One of the things the bear did when visiting the children's homes was to make some of the parents so angry that they demanded that Ms. Gibbons be severely punished. The Sudanese Assembly of the Ulemas, described as an influential and semi-official association of clerics and Islamic scholars, said the teddy bear was a Western plot against Islam and demanded that Ms. Gibbons be punished to the full extent of the law. They said the bear's baptism was "a calculated action and another ring in the circles of plotting against Islam."
Following trial, Ms. Gibbons was sentenced to 14 days in jail following which time she was to be deported. On November 30, hundreds of demonstrators took to the streets demanding that Ms. Gibbons be killed for insulting Islam. Reports suggested that many of the demonstrators were government employees who had been ordered to take to the streets to protest the lightness of her sentence.

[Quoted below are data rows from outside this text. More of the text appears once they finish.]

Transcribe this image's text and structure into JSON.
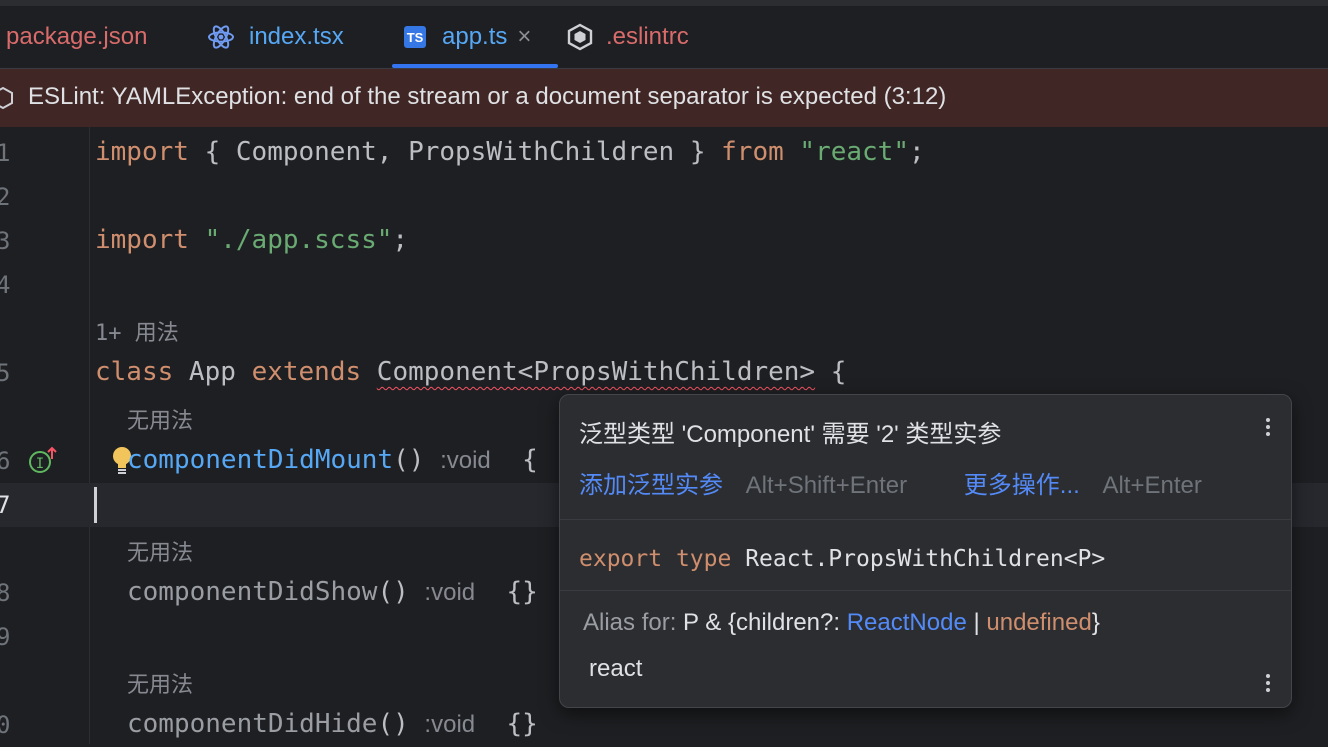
{
  "tabs": [
    {
      "label": "package.json",
      "color": "#d96b6b"
    },
    {
      "label": "index.tsx",
      "color": "#56a8f5"
    },
    {
      "label": "app.ts",
      "color": "#56a8f5",
      "active": true,
      "icon_text": "TS"
    },
    {
      "label": ".eslintrc",
      "color": "#d96b6b"
    }
  ],
  "banner": {
    "text": "ESLint: YAMLException: end of the stream or a document separator is expected (3:12)"
  },
  "editor": {
    "line_numbers": [
      "1",
      "2",
      "3",
      "4",
      "5",
      "6",
      "7",
      "8",
      "9",
      "0"
    ],
    "line1": {
      "kw1": "import",
      "p1": " { Component, PropsWithChildren } ",
      "kw2": "from",
      "str": " \"react\"",
      "end": ";"
    },
    "line3": {
      "kw": "import",
      "str": " \"./app.scss\"",
      "end": ";"
    },
    "usage_hint_1": "1+ 用法",
    "line5": {
      "kw1": "class",
      "p1": " App ",
      "kw2": "extends",
      "sp": " ",
      "type": "Component<PropsWithChildren>",
      "end": " {"
    },
    "no_usage_hint": "无用法",
    "line6": {
      "method": "componentDidMount",
      "parens": "()",
      "void": ":void",
      "brace": "{"
    },
    "line8": {
      "method": "componentDidShow",
      "parens": "()",
      "void": ":void",
      "brace": "{}"
    },
    "line10": {
      "method": "componentDidHide",
      "parens": "()",
      "void": ":void",
      "brace": "{}"
    }
  },
  "popup": {
    "title": "泛型类型 'Component' 需要 '2' 类型实参",
    "action1": "添加泛型实参",
    "action1_shortcut": "Alt+Shift+Enter",
    "action2": "更多操作...",
    "action2_shortcut": "Alt+Enter",
    "code": {
      "kw1": "export",
      "kw2": "type",
      "rest": "React.PropsWithChildren<P>"
    },
    "alias_label": "Alias for:",
    "alias_text": "P & {children?:",
    "alias_link": "ReactNode",
    "alias_pipe": "|",
    "alias_undef": "undefined",
    "alias_end": "}",
    "module": "react"
  },
  "colors": {
    "background": "#1e1f22",
    "banner": "#402624",
    "accent": "#3574f0",
    "keyword": "#cf8e6d",
    "string": "#6aab73",
    "function": "#56a8f5",
    "error": "#f75464"
  }
}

President Bashir showed himself to be truly compassionate in the teddy bear case, a quality he has successfully hidden when addressing the slaughter in Darfur. He pardoned Ms. Gibbons and permitted her to return to England before her jail sentence had ended. Now that he is not distracted by the teddy bear Mr. Bashir may direct his presidential gaze towards Darfur. If the past is prologue to the future, he won't. Meanwhile, half way around the world, Venezuela's Hugo Chávez was continuing to prove that among loony world leaders he takes a back seat to no one.
Addressing the General Assembly at the U.N. in 2006 he likened Mr. Bush to the devil, a comparison that even Mr. Bush's detractors found excessive if not offensive. Mr. Bush is not he only target of Mr. Chávez's invective.
Attending a summit in Chile of leaders from Latin America, Spain and Portugal, Mr. Chávez repeatedly referred to former Spanish Prime Minister Jose Maria Aznar as a "fascist." "Fascists, " said he, "are not human. A snake is more human." Exasperated by the rhetoric, Juan Carlos, the king of Spain, finally blurted out "Why don't you just shut up." Mr. Chávez who gives better than he takes, was offended at the remark and has now demanded an apology.
Referring to the event in a recent speech he said: "Are we going to turn the page, are we going to forget? No! The only way this is going to be fixed is for the king of Spain to offer an apology for having attacked the Venezuelan head of state." Putting force behind his words he went on to say that if no apology were forthcoming he would nationalize the Venezuelan subsidiaries of Spanish banks, Banco Santander SA and Banco Bilbao Vizcaya Argentaria SA. Infatuated with the sound of his own words he said that if the U.S. interfered in the election held December 2, he would cut off its oil sales on Monday, December 3. Since sales were not cut off presumably there was no interference.